Representation of Africa – Chambi Chachage advised me to look at “Black Orientalism”, which I admittedly did not look so I don’t know the content. But may be in relation to that (assumptions) I think the concept of Orientalism as described throughout the book can be used as analytical framework to examine the representation of Africa over the years. In fact Said spoke of Gramsci’s concept of hegemony, which describes very well the controlling of the “subordinate” class in general. So over the years, since the time of European explorers such as Stanley, we see how Africa and Africans were represented which gave way to colonialism and neo-colonialism…and even now neoliberalism or post-modern colonialism. Without even going into the scholarly work (which I cant generalize as I know a number of honest genuine academics who study Africa not for any bad motive or with wrong attitudes but for love and genuine interests), the international media has often portrayed and represent Africa in a negative way…and this is often for a certain reason. As Said said “representations have purposes, they are effective much of the time, they accomplish one of many tasks. Representations are formations, or….they are deformations” p.273
As Africans we need to reform so as to remedy those deformations. There have been efforts to rebrand Africa. More is needed, not only in writings but also in hard work so as we can show the world that what has been systematically represented about Africa is not natural!
Islam and the West– I can’t even believe I’m writing this, but the phrase “Islam and the West” is not new to many of us. But to understand the representation of Islam in the West and now almost internationally (because what is the West anymore? Can we say the West is geographical?? That’s another debate or blog entry) can only be understood from historical perspective. Tens of pages in this book have addressed this issue of representation of Islam from 18th century by both the French and British scholars. Islam was wrongly presented and this is way too complicated and to some extent, sensitive. But what we hear now about Islam has historical roots. I think people who want to thoroughly understand the unfair and stereotyped media representation of the Arab world, Islam, and political rhetoric especially after September 11 (2001) should read Said’s book.
Although I was genuinely scared of the book’s implication to the discipline of Anthropology or area studies, I think Said’s work is an honest piece that challenges us to think critically of the education system.

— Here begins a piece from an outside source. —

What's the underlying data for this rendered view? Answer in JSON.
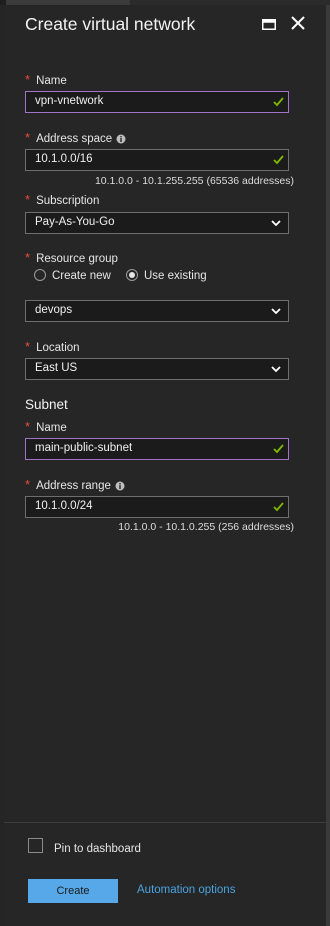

It reminded me of 2 years ago when I was teaching ‘International Political Economy and Global Development” module at the University of Nottingham. In seminars, we took considerable hours to discuss Gramsci’s concept of hegemony. One of the difficult issues that we once or twice discussed was the role of the education we receive as an agent of the hegemony class. We have to be critical to the very education we receive because…can it be a hegemonic agent? I’m even scared to think about it…
On a different note…the book has reminded me…and mostly helped me to further understand two books that I read a while back:
King Leopold’s Ghost
The Western Supremacy: The Triumph of an Idea